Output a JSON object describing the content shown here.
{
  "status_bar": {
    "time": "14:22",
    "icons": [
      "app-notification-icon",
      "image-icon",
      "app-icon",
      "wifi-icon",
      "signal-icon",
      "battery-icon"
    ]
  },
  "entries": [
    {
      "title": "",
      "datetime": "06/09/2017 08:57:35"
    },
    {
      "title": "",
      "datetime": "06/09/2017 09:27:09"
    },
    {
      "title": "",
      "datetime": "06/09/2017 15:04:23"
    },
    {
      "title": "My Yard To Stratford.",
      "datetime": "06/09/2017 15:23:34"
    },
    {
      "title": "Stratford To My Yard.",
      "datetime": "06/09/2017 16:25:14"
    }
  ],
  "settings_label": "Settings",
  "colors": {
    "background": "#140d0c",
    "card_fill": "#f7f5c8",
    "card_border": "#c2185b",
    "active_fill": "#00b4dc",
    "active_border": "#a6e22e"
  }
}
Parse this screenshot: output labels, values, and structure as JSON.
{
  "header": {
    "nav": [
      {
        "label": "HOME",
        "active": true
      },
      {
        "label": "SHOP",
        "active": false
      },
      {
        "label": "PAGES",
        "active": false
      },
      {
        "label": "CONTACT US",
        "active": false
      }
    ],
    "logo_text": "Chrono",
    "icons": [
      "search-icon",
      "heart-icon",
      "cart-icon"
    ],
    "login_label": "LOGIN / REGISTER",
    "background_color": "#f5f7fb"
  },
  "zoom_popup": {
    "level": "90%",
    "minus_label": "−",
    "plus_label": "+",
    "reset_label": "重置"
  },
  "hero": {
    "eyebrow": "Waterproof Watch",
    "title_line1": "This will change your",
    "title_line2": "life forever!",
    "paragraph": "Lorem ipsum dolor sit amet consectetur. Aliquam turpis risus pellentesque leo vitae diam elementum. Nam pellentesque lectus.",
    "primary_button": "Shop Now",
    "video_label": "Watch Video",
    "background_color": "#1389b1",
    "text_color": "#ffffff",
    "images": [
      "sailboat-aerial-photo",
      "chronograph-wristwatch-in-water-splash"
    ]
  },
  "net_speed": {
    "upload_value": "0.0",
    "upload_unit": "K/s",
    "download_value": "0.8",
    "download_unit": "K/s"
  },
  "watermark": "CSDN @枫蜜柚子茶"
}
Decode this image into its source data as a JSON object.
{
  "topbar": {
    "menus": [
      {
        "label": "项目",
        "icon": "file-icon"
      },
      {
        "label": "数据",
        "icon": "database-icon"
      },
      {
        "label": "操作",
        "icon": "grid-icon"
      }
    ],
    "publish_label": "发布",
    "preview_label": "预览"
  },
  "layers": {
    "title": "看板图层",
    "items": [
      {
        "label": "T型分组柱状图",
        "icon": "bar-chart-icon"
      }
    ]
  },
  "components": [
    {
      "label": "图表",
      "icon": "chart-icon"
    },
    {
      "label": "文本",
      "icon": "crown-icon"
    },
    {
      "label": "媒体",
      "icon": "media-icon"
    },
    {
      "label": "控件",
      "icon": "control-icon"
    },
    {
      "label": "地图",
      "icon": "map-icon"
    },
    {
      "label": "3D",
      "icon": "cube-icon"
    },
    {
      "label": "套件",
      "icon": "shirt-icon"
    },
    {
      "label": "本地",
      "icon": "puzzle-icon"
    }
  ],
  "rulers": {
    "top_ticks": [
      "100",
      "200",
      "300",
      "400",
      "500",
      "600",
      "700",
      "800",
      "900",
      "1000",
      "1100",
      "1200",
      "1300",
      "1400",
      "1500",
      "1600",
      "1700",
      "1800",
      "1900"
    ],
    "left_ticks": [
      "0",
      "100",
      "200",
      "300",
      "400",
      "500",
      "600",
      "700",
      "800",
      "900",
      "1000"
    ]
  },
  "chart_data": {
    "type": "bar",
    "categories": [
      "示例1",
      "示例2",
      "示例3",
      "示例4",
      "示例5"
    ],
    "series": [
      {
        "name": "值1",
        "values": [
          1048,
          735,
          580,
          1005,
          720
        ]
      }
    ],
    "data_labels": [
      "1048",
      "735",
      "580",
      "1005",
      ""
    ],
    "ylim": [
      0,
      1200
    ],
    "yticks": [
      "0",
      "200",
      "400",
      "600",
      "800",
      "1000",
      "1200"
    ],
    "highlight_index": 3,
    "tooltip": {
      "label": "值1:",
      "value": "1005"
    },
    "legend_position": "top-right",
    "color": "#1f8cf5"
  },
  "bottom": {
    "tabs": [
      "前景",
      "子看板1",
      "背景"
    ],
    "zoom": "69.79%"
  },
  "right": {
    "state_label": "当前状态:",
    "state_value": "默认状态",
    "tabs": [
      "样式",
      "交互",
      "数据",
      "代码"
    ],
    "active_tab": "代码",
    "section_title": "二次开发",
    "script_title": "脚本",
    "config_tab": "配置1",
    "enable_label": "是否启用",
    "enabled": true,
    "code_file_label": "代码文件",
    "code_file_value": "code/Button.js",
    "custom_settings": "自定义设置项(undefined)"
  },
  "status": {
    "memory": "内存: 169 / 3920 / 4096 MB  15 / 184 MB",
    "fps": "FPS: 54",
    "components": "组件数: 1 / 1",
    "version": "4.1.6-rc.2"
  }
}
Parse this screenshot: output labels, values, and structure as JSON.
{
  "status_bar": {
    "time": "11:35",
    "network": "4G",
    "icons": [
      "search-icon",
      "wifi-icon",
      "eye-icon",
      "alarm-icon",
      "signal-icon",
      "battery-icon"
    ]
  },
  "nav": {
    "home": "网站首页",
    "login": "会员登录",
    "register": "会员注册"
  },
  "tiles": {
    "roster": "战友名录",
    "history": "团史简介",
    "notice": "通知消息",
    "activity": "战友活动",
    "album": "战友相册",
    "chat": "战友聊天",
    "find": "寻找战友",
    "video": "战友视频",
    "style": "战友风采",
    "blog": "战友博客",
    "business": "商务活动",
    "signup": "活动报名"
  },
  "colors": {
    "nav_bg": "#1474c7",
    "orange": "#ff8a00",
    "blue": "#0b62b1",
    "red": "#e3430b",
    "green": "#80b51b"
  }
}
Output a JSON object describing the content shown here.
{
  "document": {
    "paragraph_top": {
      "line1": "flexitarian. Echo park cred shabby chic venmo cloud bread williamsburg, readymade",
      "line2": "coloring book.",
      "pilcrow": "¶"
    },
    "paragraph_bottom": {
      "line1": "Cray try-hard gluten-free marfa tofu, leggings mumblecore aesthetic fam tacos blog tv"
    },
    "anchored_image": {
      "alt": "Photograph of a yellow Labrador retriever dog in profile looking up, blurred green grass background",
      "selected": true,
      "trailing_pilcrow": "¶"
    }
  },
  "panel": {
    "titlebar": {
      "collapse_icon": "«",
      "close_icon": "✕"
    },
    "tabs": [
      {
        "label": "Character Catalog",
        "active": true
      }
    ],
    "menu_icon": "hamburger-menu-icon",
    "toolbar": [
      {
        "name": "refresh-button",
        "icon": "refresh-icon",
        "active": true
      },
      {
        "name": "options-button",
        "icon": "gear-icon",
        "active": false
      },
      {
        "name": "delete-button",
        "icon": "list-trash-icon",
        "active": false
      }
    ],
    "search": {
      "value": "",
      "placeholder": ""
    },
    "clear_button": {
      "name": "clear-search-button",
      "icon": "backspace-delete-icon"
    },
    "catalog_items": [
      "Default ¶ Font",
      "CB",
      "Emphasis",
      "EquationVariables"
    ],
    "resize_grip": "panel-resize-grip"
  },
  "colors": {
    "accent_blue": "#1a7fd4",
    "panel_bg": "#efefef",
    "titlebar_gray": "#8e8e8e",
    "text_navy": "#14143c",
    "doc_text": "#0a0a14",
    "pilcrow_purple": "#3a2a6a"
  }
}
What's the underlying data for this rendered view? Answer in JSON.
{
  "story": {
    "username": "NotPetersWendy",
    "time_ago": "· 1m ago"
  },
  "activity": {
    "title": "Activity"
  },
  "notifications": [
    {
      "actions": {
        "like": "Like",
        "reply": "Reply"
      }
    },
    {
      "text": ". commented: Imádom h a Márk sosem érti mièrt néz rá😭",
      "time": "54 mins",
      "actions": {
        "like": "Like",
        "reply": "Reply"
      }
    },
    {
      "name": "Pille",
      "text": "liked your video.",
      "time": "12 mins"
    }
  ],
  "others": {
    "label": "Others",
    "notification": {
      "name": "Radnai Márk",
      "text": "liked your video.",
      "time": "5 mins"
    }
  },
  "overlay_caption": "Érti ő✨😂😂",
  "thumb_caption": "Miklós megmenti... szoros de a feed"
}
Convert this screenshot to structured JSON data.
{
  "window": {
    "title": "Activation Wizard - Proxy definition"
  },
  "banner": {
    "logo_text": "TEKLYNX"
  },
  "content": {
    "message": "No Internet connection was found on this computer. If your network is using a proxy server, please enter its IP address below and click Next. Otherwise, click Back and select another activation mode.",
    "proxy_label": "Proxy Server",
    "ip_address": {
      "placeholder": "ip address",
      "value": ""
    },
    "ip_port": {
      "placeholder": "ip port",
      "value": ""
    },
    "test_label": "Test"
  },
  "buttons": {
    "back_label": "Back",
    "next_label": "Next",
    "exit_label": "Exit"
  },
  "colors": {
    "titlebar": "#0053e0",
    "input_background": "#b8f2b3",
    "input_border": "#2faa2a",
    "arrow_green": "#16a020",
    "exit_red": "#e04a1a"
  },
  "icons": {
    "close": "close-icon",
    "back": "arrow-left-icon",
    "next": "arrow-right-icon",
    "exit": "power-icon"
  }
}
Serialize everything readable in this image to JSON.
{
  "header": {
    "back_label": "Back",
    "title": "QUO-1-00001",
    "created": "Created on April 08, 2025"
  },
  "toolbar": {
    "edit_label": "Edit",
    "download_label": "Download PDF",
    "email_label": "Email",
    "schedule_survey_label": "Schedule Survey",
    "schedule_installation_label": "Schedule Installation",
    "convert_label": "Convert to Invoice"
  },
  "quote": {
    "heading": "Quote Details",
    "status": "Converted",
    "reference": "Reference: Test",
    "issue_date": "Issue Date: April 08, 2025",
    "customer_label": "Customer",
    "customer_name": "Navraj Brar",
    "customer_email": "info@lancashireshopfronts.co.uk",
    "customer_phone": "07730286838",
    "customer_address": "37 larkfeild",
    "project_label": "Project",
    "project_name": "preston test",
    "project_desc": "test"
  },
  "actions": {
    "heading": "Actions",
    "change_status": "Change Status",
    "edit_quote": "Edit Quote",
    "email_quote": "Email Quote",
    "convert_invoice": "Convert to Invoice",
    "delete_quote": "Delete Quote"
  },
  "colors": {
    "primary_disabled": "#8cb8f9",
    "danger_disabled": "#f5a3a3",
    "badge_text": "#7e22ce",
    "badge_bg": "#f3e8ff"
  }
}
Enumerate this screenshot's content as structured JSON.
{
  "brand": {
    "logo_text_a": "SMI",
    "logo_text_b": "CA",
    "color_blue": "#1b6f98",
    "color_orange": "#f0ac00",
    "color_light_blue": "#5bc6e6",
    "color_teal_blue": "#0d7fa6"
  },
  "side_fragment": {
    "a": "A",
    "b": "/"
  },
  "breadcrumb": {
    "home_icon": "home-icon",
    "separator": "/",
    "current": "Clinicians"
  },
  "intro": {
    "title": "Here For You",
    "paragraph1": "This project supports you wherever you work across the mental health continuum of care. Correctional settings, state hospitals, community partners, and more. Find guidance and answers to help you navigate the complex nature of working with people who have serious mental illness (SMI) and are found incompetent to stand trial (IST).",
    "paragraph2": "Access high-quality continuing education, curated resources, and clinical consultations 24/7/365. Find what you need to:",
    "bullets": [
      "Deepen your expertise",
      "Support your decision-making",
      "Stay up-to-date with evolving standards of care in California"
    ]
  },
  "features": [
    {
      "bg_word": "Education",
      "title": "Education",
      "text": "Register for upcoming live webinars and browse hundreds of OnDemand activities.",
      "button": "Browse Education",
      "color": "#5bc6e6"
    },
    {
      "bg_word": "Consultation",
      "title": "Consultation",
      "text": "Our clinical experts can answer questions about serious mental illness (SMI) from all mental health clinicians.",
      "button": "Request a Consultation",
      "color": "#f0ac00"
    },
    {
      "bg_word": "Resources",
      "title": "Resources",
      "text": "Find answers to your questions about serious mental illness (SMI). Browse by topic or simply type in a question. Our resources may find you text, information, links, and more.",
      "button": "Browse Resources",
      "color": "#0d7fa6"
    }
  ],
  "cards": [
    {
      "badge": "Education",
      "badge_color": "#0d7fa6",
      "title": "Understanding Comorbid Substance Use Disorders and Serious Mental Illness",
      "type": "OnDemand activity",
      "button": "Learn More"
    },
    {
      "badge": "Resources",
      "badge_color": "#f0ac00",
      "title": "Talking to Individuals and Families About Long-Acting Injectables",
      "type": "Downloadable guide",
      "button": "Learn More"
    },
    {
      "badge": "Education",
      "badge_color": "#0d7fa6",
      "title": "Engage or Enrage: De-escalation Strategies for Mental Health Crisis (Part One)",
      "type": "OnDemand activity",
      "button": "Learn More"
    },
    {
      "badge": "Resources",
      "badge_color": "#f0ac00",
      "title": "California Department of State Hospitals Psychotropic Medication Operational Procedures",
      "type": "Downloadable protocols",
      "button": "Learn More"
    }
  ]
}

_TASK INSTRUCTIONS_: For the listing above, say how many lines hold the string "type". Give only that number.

_OUTPUT BELOW_: 6